Consolidation, Legislation, and Backlash

A further wave of mergers struck the airline industry in the late 1990’s. By 2001, only five major airlines, American, United, Delta, Northwest, and Continental, plus the discount airline Southwest, remained. Since the end of regulation, more than fifty airlines were acquired or merged. American Airlines bought TWA in 2001, saving the troubled carrier from bankruptcy. Also in 2001, the proposed acquisition of US Airways by United was frustrated by concerns that the combined airline would control up to 95 percent of the departure gates at East Coast airports.

The fresh wave of mergers caused U.S. lawmakers to consider a moratorium on airline mergers. Representative Louis Slaughter, a Democrat from New York, and Representative Peter DeFazio, a Democrat from Oregon, introduced the Airline Merger Moratorium Act of 2001 in the 107th Congress (2001-2002). The bill would have made it unlawful, for a one-year period, for a major air carrier to acquire assets or voting securities of another major airline carrier. In a press release announcing the bill’s introduction, Representative DeFazio identified the problem when he stated, “The airline industry should focus on improving customer service and increasing consumer choices, rather than rushing to gobble each other up.”

Merger Effects

The intent of airline deregulation was to make the airline industry susceptible to the effects of a free-market economy. The intended goal was to increase competition among the airlines. This competition caused massive consolidation as some airlines failed under economic pressure and poor management and were acquired by stronger airlines. Consumer groups have noted that customer service has suffered because of the numerous mergers, as airlines try to remain profitable to protect themselves from acquisition. In some parts of the country, travelers are not able to choose among airlines, forcing them to pay higher airfares. Mergers also significantly affect airline employees’ morale, as a newly merged airline lays off employees to recognize the cost savings of combining two corporations.

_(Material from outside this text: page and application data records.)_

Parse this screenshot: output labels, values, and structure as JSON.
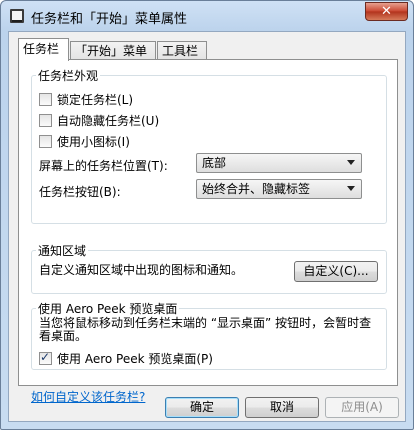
{
  "window": {
    "title": "任务栏和「开始」菜单属性",
    "close_label": "✕"
  },
  "tabs": [
    {
      "label": "任务栏",
      "active": true
    },
    {
      "label": "「开始」菜单",
      "active": false
    },
    {
      "label": "工具栏",
      "active": false
    }
  ],
  "appearance": {
    "legend": "任务栏外观",
    "checkboxes": [
      {
        "label": "锁定任务栏(L)",
        "checked": false
      },
      {
        "label": "自动隐藏任务栏(U)",
        "checked": false
      },
      {
        "label": "使用小图标(I)",
        "checked": false
      }
    ],
    "position_label": "屏幕上的任务栏位置(T):",
    "position_value": "底部",
    "buttons_label": "任务栏按钮(B):",
    "buttons_value": "始终合并、隐藏标签"
  },
  "notification": {
    "legend": "通知区域",
    "text": "自定义通知区域中出现的图标和通知。",
    "customize_label": "自定义(C)..."
  },
  "aeropeek": {
    "legend": "使用 Aero Peek 预览桌面",
    "description": "当您将鼠标移动到任务栏末端的 “显示桌面” 按钮时，会暂时查看桌面。",
    "checkbox_label": "使用 Aero Peek 预览桌面(P)",
    "checked": true
  },
  "help_link": "如何自定义该任务栏?",
  "footer": {
    "ok": "确定",
    "cancel": "取消",
    "apply": "应用(A)"
  }
}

Airline consolidation has spread beyond the United States. Particularly in the newly united Europe, national airlines are seeking alliances with each other and with American carriers. Because federal law prevents a foreign carrier from having a controlling interest in a U.S. airline, most of the relationships are in the form of alliances. The oneworld Alliance is an effort by thirty-one airlines traveling to 550 destinations in 130 countries. American Airlines is the major U.S. carrier in the alliance. With the restrictions on foreign ownership of U.S. airlines, these alliances could be the future of airline consolidation.

  • Hawkins, Chuck. “You’ll Buy Tickets, Airlines Will Buy Each Other.” Business Week no. 2980 (January 12, 1987). Brief analysis of the wave of airline mergers in 1986. Offers predictions for the industry.
  • Mann, Paul. “Airline Daggers Drawn in Merger Convulsion.” Aviation Week & Space Technology 154, no. 7 (February 12, 2001). This article discusses some of the challenges faced by the airline industry as a result of the decrease in airline competition.
  • Peterson, Barbara Sturken, and James Glab. Rapid Descent: Deregulation and the Shakeout in the Airlines. New York: Simon & Schuster, 1994. An excellent examination of the changes in the airline industry caused by deregulation. Includes illustrations and bibliography.
  • Petzinger, Thomas. Hard Landing: The Epic Contest for Power and Profits That Plunged the Airlines into Chaos. New York: Times Books, 1995. Critical analysis of the challenges facing airlines as the industry consolidates.

Air carriers

Airline Deregulation Act

Airline industry, U.S.

American Airlines

Continental Airlines

Delta Air Lines

Northwest Airlines

Southwest Airlines

Trans World Airlines

United Air Lines

US Airways

Categories: History